People in the Champagne region are strict. It takes a lot of hard work before a beverage can earn the name “champagne.” However, only few people know that the Scottish regulations are even stricter than the French. In fact, most whiskies coming out of Scotland are not even worthy of bearing the acclaimed title of “Scotch whisky.” A law has been drawn up for this express purpose, ratified by the British Parliament and signed by Queen Elizabeth II (although that probably didn’t impress the Scottish people much). Genuine Scotch malt whiskies all come from Campbelltown, Islay and the three protected regions of Highland, Lowland and Speyside. Our single malts – which give the Glen Talloch blend its characteristic smooth flavour – all come from these Scottish regions. To earn the title of Scotch whisky, it must mature in oak barrels for at least three years. During this maturation process, the whisky develops its unique (natural!) scent and flavour – more on those later – and the long wait gives the whisky its characteristic golden hue.
We won’t tell you exactly how we make our unique blend. That secret belongs to our Master Blender. What we can tell you, however, is what famous corners of Scotland’s well-known whisky regions our single malts and grain whiskies come from. There are six in total.
This is the most successful member of the Glen Talloch family. Thirty percent of its blend consists of world-famous single malt whiskies, each of which has matured for at least five years. This is a delicious, easily drinkable and smooth whisky that is perfect for every occasion.
For a slightly more complex flavour (i.e. a deeper, richer flavour profile), we recommend our “12 years old.” This beautiful Scotch whisky has matured for twelve years (!) and consists of forty percent malt whiskies from various distilleries. Experienced whisky drinkers often call it complex and harmonious, which we fully understand.
True connoisseurs call the Glen Talloch Blended Malt a “vatted malt.” That is because this blend only consists of single malt whiskies – and good ones, at that! This also makes it the most complex whisky in the entire Glen Talloch family.
This smoky peated malt is a bit of an odd duck. Peat is soil that consists of grass, moss, tree roots and earth that has been tightly compressed for more than a thousand years.
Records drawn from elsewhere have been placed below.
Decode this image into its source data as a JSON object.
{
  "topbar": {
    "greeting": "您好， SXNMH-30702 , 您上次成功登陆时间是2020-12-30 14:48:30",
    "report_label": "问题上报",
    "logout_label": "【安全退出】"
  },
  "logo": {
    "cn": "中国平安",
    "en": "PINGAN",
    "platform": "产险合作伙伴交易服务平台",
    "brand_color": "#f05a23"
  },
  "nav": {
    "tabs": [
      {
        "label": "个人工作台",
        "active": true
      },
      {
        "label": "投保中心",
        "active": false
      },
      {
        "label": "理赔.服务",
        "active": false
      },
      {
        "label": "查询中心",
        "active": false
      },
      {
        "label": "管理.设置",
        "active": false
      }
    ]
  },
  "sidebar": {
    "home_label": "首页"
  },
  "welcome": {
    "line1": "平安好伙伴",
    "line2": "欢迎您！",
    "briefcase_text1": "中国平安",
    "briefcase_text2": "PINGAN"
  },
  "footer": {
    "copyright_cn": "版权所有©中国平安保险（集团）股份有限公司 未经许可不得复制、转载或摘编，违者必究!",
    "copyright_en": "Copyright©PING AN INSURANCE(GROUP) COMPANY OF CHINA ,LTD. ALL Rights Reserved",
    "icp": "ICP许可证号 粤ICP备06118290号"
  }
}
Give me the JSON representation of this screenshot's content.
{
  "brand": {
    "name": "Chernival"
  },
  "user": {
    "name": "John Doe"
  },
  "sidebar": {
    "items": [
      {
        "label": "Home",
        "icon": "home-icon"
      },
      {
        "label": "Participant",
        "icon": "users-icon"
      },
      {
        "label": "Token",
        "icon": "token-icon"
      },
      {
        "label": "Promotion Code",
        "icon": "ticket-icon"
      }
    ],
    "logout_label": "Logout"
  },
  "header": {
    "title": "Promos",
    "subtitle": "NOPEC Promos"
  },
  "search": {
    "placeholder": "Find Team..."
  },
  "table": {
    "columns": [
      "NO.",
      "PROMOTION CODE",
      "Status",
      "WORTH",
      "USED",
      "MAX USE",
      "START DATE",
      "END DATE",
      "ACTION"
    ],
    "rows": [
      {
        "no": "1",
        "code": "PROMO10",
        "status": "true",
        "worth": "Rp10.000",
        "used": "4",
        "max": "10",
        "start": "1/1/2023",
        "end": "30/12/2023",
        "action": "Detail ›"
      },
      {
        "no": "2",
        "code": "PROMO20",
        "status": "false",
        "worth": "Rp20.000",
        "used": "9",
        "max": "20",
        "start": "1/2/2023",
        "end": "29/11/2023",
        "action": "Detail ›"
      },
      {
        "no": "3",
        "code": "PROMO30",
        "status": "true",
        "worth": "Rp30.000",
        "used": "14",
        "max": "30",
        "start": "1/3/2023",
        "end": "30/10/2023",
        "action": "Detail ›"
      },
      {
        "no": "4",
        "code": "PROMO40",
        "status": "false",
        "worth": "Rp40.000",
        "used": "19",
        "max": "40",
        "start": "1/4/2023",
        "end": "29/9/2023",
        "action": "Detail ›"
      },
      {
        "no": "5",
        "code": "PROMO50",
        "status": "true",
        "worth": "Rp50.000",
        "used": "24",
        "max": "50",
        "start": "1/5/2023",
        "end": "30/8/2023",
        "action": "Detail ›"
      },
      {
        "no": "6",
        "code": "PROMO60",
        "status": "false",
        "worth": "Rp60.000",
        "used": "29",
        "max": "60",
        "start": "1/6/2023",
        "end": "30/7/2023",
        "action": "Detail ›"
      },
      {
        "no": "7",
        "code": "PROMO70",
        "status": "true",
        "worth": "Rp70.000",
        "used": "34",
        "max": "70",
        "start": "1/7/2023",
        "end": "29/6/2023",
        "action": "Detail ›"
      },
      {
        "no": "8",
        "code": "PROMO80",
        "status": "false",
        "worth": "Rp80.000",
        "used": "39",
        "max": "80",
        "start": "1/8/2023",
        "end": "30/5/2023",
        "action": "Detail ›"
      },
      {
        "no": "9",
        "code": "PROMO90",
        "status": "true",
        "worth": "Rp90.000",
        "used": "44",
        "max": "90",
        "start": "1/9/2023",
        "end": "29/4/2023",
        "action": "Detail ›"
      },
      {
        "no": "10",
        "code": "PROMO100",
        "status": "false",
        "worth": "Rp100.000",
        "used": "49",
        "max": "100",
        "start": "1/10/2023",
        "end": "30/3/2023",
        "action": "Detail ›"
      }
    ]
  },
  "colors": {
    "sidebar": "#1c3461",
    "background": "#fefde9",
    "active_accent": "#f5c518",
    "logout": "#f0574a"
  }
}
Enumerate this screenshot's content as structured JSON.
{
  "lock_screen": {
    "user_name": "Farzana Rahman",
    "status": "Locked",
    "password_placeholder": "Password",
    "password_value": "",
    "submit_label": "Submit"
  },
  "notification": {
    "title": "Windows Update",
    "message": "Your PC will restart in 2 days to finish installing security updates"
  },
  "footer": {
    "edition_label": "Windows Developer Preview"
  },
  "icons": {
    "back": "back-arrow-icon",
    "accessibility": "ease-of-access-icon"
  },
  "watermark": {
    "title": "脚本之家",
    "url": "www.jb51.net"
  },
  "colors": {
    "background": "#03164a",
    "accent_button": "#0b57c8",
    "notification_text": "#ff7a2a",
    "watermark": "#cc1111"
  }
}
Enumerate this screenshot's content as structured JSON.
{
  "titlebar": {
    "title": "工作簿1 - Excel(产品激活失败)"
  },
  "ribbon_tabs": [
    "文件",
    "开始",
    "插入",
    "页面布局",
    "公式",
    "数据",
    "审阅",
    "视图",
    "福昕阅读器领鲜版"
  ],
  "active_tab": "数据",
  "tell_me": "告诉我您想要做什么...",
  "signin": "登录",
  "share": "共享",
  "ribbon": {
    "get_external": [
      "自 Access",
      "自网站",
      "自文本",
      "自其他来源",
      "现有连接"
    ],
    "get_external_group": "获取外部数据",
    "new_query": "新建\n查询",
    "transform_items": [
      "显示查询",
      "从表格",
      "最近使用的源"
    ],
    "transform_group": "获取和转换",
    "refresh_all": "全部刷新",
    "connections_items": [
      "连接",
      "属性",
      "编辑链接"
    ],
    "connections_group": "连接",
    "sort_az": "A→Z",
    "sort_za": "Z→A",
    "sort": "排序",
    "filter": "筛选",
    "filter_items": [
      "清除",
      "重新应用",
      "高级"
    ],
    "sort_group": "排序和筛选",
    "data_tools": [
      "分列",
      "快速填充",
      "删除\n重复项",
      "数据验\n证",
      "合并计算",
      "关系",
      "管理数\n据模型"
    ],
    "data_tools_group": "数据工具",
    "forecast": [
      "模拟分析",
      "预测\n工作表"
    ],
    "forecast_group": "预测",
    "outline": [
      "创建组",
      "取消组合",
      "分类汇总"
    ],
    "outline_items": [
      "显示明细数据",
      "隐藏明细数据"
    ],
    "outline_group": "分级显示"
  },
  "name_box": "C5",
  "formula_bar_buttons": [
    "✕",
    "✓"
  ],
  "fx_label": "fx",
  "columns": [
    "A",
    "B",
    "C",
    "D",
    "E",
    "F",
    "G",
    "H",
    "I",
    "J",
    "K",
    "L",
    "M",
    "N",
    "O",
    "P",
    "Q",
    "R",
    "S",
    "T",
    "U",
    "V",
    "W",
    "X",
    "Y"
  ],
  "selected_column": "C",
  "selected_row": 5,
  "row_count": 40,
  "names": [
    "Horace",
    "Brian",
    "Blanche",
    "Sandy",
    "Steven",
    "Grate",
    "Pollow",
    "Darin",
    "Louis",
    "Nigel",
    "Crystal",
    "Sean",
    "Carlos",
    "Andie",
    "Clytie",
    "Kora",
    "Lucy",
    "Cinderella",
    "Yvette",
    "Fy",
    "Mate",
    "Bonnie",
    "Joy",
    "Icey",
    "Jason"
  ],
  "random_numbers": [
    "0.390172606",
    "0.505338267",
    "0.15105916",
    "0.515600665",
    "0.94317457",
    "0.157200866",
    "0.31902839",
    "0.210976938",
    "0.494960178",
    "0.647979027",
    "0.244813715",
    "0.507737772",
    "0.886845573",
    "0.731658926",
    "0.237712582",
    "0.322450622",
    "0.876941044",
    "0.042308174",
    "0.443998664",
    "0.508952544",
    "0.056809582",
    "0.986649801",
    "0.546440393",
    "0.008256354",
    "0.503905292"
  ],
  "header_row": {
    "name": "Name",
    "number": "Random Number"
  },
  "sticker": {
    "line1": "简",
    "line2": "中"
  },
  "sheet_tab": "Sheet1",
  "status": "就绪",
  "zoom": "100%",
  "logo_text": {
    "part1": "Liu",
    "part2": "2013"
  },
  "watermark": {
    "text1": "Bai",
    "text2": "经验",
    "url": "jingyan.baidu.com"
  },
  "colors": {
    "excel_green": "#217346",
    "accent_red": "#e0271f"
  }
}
The longer the peat is left in the kiln, the stronger the whisky’s smoky flavour will become. This familiar Glen Talloch blend has been enriched with another 20% extra peated malts. After blending, the Peated Finish has been left to mature for another three months.